=== Section Start ===
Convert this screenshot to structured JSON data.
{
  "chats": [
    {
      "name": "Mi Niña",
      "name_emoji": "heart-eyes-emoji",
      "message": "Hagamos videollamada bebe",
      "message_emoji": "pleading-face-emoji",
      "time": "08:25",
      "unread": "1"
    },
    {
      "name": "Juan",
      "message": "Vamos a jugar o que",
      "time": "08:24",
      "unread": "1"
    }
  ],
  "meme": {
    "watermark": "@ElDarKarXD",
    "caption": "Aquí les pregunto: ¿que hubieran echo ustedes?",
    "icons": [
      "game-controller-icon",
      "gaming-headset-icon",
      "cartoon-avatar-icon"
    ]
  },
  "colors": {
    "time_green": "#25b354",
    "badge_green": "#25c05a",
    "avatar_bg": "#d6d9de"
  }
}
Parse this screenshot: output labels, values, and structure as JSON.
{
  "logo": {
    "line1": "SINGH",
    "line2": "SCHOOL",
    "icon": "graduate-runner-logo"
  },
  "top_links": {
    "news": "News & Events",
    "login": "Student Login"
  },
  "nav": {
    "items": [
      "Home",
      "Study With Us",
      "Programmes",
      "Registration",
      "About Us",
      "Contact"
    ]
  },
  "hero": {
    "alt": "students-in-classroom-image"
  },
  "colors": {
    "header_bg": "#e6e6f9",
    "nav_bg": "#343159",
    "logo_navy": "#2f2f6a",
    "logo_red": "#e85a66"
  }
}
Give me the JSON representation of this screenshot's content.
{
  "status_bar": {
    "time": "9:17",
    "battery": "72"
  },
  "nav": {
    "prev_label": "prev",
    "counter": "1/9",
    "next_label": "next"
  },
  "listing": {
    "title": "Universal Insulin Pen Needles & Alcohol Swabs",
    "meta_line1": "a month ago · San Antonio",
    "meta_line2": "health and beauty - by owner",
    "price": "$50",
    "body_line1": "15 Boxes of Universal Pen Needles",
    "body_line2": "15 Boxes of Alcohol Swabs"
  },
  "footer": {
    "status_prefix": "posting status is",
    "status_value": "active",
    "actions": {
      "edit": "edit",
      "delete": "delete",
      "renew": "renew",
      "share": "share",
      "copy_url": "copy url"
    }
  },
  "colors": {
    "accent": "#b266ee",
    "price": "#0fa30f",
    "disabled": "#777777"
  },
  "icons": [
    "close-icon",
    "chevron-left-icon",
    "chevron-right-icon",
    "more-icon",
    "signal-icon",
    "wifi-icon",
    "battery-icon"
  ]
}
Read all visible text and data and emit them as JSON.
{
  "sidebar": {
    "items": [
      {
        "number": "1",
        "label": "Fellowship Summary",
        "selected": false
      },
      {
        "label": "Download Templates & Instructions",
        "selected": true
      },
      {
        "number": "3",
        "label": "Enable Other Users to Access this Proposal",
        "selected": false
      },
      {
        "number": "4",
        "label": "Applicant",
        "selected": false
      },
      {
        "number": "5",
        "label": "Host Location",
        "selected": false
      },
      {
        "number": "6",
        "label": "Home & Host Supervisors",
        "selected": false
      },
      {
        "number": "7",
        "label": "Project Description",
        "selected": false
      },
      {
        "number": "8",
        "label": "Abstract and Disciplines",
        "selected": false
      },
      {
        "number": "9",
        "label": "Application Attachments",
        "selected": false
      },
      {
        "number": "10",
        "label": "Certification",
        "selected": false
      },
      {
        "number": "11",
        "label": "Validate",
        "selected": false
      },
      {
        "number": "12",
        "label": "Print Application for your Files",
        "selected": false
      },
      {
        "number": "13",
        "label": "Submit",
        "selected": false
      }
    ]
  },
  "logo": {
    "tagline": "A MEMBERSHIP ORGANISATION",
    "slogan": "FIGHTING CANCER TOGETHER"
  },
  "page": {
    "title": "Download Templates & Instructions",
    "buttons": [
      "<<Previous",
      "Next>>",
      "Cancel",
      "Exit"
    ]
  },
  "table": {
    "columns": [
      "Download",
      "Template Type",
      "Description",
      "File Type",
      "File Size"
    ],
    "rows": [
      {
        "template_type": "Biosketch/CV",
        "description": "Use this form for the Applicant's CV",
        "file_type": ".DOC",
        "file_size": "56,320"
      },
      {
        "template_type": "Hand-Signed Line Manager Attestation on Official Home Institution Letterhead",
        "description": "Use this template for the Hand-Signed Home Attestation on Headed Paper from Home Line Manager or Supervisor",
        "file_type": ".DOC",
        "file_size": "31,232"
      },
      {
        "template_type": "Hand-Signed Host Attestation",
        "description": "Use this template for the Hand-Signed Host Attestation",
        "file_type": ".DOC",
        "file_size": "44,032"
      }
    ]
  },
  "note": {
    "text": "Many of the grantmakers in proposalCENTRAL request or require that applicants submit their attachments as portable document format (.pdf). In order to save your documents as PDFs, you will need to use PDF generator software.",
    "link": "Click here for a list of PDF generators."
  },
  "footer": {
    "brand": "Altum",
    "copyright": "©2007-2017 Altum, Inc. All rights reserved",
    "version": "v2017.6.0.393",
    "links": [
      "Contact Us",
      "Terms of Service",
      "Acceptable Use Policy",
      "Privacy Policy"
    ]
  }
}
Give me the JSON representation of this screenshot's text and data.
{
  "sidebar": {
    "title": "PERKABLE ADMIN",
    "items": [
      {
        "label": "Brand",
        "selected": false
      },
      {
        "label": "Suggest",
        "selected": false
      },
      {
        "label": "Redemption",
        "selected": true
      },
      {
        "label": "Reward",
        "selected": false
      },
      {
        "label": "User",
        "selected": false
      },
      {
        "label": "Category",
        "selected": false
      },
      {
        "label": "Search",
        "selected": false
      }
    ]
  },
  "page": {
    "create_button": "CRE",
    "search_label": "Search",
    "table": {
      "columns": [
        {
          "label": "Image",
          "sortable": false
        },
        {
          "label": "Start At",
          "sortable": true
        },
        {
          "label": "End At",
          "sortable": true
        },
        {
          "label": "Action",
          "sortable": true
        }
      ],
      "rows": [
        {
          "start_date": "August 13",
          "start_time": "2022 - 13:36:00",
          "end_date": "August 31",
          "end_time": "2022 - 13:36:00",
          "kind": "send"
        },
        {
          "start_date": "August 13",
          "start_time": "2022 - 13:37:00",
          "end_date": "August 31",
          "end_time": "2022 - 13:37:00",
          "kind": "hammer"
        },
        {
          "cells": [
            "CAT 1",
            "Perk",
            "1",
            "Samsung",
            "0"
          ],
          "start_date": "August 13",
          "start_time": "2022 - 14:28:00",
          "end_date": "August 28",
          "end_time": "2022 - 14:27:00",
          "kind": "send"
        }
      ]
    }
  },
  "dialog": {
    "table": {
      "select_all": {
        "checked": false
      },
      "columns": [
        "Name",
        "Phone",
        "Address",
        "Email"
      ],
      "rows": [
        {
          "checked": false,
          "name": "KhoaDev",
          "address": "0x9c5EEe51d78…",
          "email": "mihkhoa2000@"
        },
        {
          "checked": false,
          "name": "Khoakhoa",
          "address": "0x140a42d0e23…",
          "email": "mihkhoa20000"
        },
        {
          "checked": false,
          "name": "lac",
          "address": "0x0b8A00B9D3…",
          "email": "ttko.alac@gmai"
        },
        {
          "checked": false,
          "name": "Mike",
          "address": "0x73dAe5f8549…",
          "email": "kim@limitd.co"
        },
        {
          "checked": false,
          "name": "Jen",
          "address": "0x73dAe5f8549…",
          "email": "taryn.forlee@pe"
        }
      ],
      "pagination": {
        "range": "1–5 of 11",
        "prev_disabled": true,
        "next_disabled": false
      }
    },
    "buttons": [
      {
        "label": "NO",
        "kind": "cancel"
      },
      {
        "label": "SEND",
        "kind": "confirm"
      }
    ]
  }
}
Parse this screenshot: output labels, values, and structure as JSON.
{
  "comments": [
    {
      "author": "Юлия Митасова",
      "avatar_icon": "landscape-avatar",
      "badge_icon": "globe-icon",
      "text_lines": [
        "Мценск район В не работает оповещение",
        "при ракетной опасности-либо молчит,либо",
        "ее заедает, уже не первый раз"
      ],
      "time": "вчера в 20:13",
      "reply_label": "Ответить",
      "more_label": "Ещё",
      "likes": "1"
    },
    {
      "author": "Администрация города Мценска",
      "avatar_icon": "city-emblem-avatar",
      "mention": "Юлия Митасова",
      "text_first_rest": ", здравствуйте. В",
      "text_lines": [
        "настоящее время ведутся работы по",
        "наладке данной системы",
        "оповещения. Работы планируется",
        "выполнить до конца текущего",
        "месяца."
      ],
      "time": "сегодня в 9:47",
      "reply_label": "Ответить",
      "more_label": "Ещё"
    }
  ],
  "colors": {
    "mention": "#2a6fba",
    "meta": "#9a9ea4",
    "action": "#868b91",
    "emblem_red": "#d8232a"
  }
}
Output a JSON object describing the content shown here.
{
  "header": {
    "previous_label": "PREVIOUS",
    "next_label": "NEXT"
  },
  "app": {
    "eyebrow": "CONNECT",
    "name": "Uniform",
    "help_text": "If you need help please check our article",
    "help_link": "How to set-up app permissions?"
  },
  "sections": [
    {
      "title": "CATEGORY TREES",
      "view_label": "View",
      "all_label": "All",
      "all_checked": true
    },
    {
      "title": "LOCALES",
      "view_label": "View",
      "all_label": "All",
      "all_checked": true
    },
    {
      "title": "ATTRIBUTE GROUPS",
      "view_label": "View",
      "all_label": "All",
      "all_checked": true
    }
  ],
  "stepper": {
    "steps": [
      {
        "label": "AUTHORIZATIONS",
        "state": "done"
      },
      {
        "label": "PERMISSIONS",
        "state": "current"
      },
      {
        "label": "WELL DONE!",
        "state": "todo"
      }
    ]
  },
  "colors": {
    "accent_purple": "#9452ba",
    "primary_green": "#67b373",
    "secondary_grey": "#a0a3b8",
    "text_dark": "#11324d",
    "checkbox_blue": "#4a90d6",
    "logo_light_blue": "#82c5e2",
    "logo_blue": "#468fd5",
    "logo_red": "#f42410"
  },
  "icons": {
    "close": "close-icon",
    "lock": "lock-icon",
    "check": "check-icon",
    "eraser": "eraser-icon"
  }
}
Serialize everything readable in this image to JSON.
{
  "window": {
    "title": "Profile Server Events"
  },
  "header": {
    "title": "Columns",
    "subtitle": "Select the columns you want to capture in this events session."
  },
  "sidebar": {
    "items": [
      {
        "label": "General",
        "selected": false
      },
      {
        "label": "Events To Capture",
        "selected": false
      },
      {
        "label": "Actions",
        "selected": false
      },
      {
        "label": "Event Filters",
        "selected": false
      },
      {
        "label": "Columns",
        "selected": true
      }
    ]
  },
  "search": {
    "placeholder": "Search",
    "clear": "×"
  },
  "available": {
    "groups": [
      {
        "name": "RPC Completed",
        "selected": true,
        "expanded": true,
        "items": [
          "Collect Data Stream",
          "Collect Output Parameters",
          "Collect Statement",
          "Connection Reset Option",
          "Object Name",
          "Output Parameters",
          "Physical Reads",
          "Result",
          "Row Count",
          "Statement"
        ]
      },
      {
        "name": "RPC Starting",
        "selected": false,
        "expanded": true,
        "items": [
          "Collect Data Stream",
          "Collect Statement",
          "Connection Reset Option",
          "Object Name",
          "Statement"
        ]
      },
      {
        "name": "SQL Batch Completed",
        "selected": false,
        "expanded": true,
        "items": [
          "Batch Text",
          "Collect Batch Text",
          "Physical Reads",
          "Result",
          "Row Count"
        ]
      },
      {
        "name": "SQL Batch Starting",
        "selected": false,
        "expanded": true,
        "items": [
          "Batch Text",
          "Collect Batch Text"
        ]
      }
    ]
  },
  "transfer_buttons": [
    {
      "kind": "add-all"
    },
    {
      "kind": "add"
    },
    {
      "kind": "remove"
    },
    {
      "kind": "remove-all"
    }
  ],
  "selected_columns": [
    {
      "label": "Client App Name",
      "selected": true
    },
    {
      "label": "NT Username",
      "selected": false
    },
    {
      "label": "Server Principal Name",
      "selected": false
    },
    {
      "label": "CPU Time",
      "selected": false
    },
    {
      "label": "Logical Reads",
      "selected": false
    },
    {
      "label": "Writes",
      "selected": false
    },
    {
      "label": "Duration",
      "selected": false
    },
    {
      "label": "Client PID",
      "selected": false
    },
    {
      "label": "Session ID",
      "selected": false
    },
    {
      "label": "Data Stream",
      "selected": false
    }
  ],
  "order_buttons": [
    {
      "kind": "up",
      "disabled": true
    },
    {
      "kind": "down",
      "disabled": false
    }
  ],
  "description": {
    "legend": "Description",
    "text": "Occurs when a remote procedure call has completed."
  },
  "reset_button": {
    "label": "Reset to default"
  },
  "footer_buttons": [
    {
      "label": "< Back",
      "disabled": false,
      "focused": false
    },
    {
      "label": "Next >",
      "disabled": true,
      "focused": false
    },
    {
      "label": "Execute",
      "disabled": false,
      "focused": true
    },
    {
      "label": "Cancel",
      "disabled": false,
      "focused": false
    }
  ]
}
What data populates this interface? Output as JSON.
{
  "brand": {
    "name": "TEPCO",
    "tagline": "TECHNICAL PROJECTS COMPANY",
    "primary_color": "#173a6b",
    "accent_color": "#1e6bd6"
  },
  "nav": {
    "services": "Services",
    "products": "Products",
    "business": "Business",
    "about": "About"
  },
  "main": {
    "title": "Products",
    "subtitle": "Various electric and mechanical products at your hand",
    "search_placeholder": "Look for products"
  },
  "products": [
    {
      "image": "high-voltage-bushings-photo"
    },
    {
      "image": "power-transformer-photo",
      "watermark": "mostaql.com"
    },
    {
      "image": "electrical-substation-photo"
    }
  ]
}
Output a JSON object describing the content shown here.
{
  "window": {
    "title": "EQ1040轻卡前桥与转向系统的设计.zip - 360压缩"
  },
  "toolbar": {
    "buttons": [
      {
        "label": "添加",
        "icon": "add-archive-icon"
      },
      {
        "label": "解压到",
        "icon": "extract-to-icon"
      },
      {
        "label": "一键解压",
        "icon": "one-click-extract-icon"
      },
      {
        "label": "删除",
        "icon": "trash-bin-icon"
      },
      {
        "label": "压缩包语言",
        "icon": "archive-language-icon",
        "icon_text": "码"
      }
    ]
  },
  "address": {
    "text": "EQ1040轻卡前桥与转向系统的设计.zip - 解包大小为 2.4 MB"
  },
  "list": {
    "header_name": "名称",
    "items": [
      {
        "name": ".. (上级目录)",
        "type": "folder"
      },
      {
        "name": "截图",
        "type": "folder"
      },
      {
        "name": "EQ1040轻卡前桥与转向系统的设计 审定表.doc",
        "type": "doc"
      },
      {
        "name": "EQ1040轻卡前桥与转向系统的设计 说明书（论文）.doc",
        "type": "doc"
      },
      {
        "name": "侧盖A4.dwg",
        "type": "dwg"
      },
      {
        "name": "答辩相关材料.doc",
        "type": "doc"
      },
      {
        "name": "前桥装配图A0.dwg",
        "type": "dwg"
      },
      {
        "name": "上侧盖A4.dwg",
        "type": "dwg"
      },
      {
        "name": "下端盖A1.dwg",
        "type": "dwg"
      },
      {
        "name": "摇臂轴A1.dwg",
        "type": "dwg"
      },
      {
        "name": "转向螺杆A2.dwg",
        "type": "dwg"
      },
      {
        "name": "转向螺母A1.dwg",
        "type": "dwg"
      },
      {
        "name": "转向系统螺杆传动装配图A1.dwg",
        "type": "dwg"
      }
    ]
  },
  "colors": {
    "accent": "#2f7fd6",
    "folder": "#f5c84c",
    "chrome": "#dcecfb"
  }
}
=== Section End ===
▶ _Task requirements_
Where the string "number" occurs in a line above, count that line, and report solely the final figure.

▶ _Written response_
12